This flag is about where you earn your money –– ideally somewhere with low corporate tax rates or a jurisdiction that allows you to “pass-through” corporate income to yourself, which has a residence in a country with low- or no-income tax. (See how it works?)
Where you incorporate your business is usually not where you have your office and operate your business. Still, you can save on taxes and protect your assets by creating a legal business entity like a trust, foundation, LLC, or company. Most advisors suggest this is the flag you have to plant first, as a company or corporation has multiple uses:
- Setting up a tax base
- Carrying debts and liabilities
- Buying property or assets
- Transacting business outside your own name
- Opening bank accounts (be aware that banking in certain countries can hurt your business by association)
- Gaining citizenship
- Establish privacy
- Gifting assets, and many more.
FLAG 4: Offshore Banking
This is where you keep your money, taking advantage of tax breaks from having your funds and assets in another country.

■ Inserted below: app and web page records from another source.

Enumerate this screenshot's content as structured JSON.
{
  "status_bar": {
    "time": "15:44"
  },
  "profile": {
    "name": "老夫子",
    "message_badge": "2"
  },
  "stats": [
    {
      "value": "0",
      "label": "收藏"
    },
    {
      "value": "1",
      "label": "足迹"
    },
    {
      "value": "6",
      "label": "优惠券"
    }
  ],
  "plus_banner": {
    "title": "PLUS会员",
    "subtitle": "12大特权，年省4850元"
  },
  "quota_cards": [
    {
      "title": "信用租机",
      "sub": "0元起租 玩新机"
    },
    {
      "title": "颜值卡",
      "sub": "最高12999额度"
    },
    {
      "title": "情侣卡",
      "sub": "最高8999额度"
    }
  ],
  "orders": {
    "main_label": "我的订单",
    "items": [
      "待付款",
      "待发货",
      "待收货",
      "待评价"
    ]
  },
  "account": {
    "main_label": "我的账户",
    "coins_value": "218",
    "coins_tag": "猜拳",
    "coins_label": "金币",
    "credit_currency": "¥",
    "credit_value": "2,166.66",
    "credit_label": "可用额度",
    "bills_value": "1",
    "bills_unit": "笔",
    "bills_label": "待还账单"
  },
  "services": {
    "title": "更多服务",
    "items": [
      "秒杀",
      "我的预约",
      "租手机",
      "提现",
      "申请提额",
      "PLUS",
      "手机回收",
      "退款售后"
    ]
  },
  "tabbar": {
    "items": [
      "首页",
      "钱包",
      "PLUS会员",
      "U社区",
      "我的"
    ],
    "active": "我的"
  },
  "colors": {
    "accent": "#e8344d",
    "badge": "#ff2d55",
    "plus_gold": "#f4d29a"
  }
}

Ideally, you would park your assets somewhere with safe banks, low capital gains, and passive income taxation. The best way to protect your assets is through diversification, which means creating various piles of cash instead of relying on one bank.
Before choosing an offshore bank, consider and compare the following country factors:
- Currency controls
- Asset protection
- Social, economic, and political agenda
FLAG 5: Playground
Number 5 is where you spend your money, ideally somewhere with low VAT, low consumption tax, and affordable cost of living. A place you like and where you want to spend time, or even buy an offshore property you want to live in, considering crime, personal freedom, climate, healthcare, infrastructure, and services! The world is your oyster – pick a place, pack your bags, and move. Also, with various countries introducing digital nomad visas in 2020/21, it is easier for online entrepreneurs, freelancers, and remote workers to work and travel internationally.
FLAG 6: Digital Assets
Suppose you want to move to a different country and you’re a cryptocurrency miner, investor, or trader (even more if you’re a crypto-anarchist). In that case, it is essential to consider the crypto jurisdiction, regulation, and tax laws. This is not always as straightforward as it seems. For instance, personal or individual crypto trades are exempt from capital gains, income taxes, and VAT in Portugal. Sounds great, right? However, these tax exemptions don’t apply to businesses like cryptocurrency exchanges, crypto or blockchain start-ups, and crypto hedge funds which have to pay a usual rate of 21% on their income.
What you want are crypto-friendly countries that support and accept Bitcoin and other digital currencies and encourage crypto payment for qualifying investments or with a low taxes on crypto trading.
FLAG 7: Digital Security
Finally, for Intellectual Property (IP) privacy and protection, establish a company in a country that will house your IP’s ‘economic rights.'
Flag 8: SURVIVAL
Flag 8, what we call "the survival flag," might be the most important flag of all. So we've written its own post and filmed an entire video about it. You can check it out here.